Commenting on the publication of the Scottish Government’s Climate Change (Emissions Reduction Targets) (Scotland) Bill, NFU Scotland president Andrew McCornick said: “Like other industries, agriculture is continually striving to produce more with less – thereby mitigating the effects of climate change by reducing its emission output, whilst helping to provide food security.

“Farming is a biological process and therefore zero emissions from production are not possible," stressed Mr McCornick. "However, Scottish farmers and crofters are enthusiastically adopting new technology and knowledge to offset carbon emissions in a range of different ways.

"Just a few examples would be peatlands management, testing of soils, expansion in precision farming, and planting of agro-forestry – as well as uptake of schemes such as ‘Farming for a Better Climate’ and the Beef Efficiency Scheme," he said. "It is the view of NFUS that any carbon accounting scheme should give credit to these progressive practices, allowing for Scotland to be the most carbon efficient farming system in the world.

“The Scottish Government’s Climate Change (Emissions Reduction Targets) Bill set out ambitious new targets which will challenge both individuals and industry. Like other industries that will also need to step up, we are determined to play our part as a key industry in rural Scotland to help meet these new targets.
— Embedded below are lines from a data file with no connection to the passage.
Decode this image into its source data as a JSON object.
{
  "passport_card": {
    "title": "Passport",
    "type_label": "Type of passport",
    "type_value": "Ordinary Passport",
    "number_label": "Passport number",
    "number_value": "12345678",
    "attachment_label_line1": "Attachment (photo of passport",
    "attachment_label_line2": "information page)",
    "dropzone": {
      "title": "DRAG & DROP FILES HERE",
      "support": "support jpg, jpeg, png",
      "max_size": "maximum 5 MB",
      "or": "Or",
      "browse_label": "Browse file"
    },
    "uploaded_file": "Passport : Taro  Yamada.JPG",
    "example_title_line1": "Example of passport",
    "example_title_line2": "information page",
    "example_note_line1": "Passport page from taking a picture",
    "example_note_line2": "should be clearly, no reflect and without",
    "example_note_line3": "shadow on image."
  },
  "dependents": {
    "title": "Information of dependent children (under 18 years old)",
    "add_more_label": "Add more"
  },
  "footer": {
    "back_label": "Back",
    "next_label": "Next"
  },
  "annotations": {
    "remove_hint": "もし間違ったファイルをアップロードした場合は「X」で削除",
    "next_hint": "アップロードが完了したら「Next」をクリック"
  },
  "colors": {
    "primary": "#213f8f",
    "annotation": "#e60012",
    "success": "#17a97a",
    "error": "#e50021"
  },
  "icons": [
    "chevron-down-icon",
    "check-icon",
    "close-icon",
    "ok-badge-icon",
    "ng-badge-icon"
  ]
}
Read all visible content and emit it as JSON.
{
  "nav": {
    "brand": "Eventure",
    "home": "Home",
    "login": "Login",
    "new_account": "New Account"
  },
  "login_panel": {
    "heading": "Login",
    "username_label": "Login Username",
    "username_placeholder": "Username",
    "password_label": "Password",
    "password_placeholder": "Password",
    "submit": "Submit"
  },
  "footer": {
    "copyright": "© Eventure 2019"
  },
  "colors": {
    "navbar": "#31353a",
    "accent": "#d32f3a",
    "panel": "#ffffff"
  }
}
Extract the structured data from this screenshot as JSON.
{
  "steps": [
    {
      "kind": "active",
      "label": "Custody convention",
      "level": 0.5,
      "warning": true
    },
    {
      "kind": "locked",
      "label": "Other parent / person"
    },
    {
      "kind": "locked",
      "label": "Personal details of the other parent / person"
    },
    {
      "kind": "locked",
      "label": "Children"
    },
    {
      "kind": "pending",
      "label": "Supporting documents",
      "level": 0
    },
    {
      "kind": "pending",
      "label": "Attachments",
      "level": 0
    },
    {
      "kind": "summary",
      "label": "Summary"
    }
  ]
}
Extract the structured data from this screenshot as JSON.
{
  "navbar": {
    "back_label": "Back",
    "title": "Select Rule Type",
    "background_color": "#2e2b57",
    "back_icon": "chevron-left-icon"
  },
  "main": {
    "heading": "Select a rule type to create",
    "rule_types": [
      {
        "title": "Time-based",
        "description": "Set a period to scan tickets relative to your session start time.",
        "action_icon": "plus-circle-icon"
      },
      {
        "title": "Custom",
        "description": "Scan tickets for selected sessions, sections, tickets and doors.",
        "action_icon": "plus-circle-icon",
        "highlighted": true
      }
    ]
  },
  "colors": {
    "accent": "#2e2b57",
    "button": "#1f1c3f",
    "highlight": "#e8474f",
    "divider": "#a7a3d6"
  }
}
A progressive Scottish agricultural industry will be one that meets consumers’ needs and environmental ambitions whilst also becoming more profitable and productive.

“It is right and proper that Scottish agriculture shows willingness to play its part and NFUS is committed to playing a positive role in that effort," he said. "We will work with Scottish Government in a constructive manner to develop and progress policies that reduce carbon emissions from farming and allow the industry to grow and become profitable.”